◆ Work request ◆
The answer must consist of every line below that holds the word "data".

== Segment start ==

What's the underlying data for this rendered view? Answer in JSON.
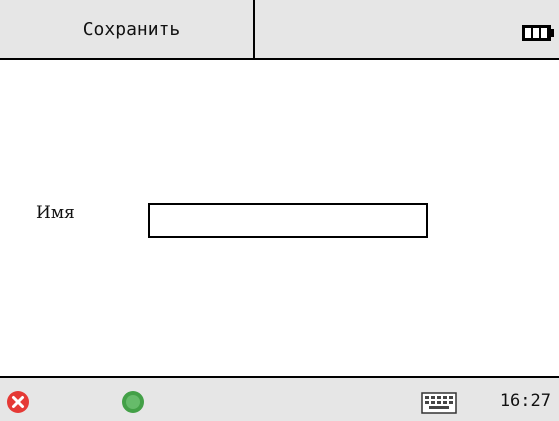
{
  "header": {
    "save_label": "Сохранить",
    "battery_icon": "battery-full-icon"
  },
  "form": {
    "name_label": "Имя",
    "name_value": "",
    "name_placeholder": ""
  },
  "taskbar": {
    "close_icon": "close-icon",
    "ok_icon": "ok-icon",
    "keyboard_icon": "keyboard-icon",
    "time": "16:27"
  },
  "colors": {
    "bar_background": "#e6e6e6",
    "close_red": "#e53935",
    "ok_green": "#43a047"
  }
}
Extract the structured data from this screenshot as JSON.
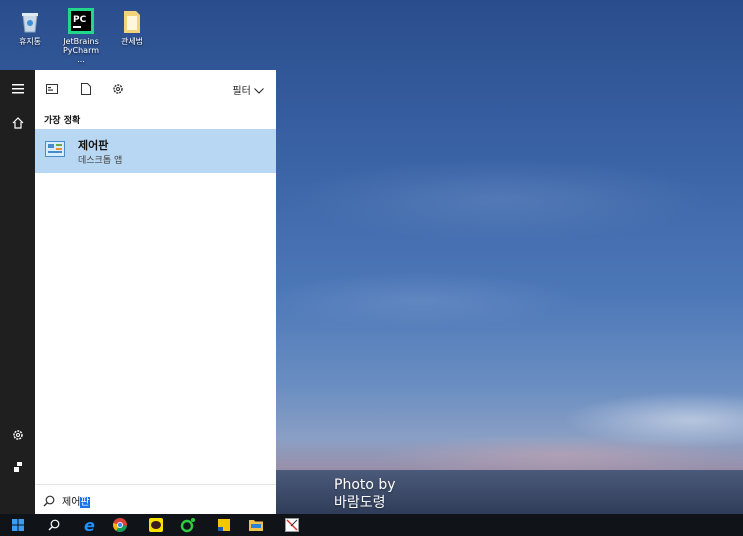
{
  "desktop": {
    "icons": [
      {
        "label": "휴지통",
        "icon": "recycle-bin-icon"
      },
      {
        "label": "JetBrains PyCharm ...",
        "icon": "pycharm-icon"
      },
      {
        "label": "관세법",
        "icon": "folder-icon"
      }
    ],
    "photo_credit_line1": "Photo by",
    "photo_credit_line2": "바람도령"
  },
  "start_rail": {
    "items": [
      "hamburger-menu-icon",
      "home-icon",
      "settings-icon",
      "user-icon"
    ]
  },
  "search_panel": {
    "toolbar_icons": [
      "apps-icon",
      "documents-icon",
      "settings-icon"
    ],
    "filter_label": "필터",
    "section_label": "가장 정확",
    "best_match": {
      "title": "제어판",
      "subtitle": "데스크톱 앱"
    },
    "query_plain": "제어",
    "query_selected": "판"
  },
  "taskbar": {
    "items": [
      "start-icon",
      "search-icon",
      "edge-icon",
      "chrome-icon",
      "kakaotalk-icon",
      "line-app-icon",
      "sticky-notes-icon",
      "file-explorer-icon",
      "scissors-app-icon"
    ],
    "accent": "#1a73e8"
  }
}
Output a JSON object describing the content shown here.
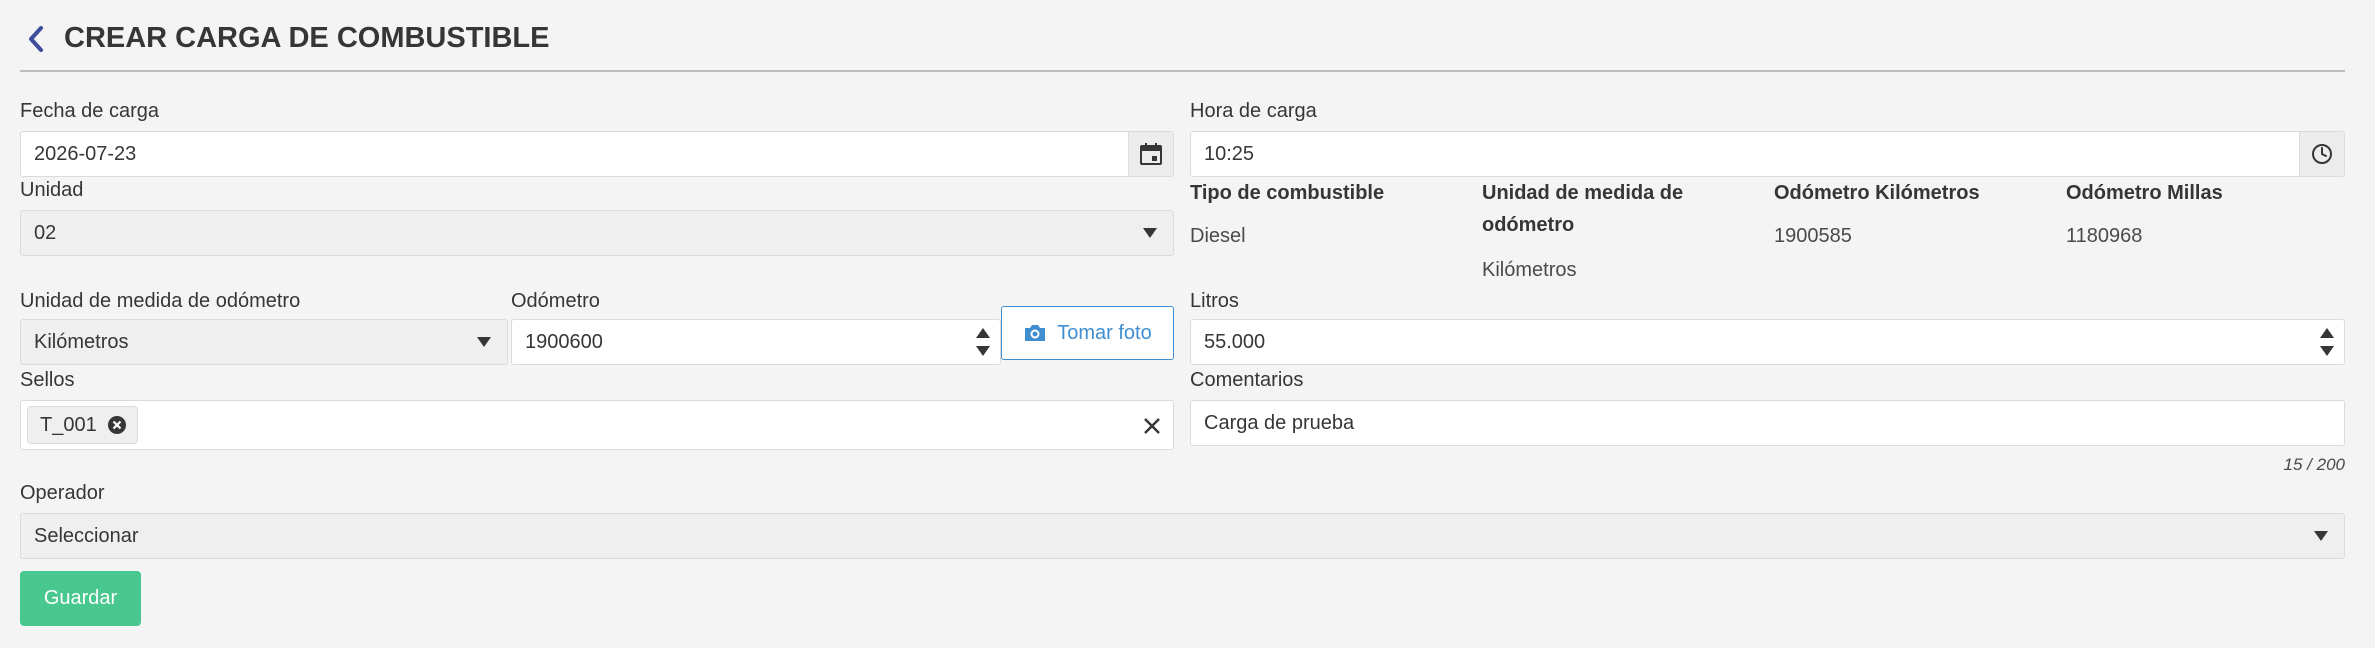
{
  "header": {
    "title": "CREAR CARGA DE COMBUSTIBLE"
  },
  "fecha": {
    "label": "Fecha de carga",
    "value": "2026-07-23"
  },
  "hora": {
    "label": "Hora de carga",
    "value": "10:25"
  },
  "unidad": {
    "label": "Unidad",
    "value": "02"
  },
  "info": {
    "tipo_label": "Tipo de combustible",
    "tipo_value": "Diesel",
    "medida_label_1": "Unidad de medida de",
    "medida_label_2": "odómetro",
    "medida_value": "Kilómetros",
    "odo_km_label": "Odómetro Kilómetros",
    "odo_km_value": "1900585",
    "odo_mi_label": "Odómetro Millas",
    "odo_mi_value": "1180968"
  },
  "medida": {
    "label": "Unidad de medida de odómetro",
    "value": "Kilómetros"
  },
  "odometro": {
    "label": "Odómetro",
    "value": "1900600"
  },
  "foto": {
    "label": "Tomar foto"
  },
  "litros": {
    "label": "Litros",
    "value": "55.000"
  },
  "sellos": {
    "label": "Sellos",
    "tags": [
      "T_001"
    ]
  },
  "comentarios": {
    "label": "Comentarios",
    "value": "Carga de prueba",
    "counter": "15 / 200"
  },
  "operador": {
    "label": "Operador",
    "value": "Seleccionar"
  },
  "guardar": {
    "label": "Guardar"
  },
  "colors": {
    "primary": "#3e8ed0",
    "success": "#48c78e",
    "back": "#3e4d9c"
  },
  "icons": [
    "chevron-left-icon",
    "calendar-icon",
    "clock-icon",
    "camera-icon",
    "close-circle-icon",
    "clear-icon"
  ]
}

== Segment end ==

◆ Exercise result ◆
What's the underlying data for this rendered view? Answer in JSON.
Extract the structured data from this screenshot as JSON.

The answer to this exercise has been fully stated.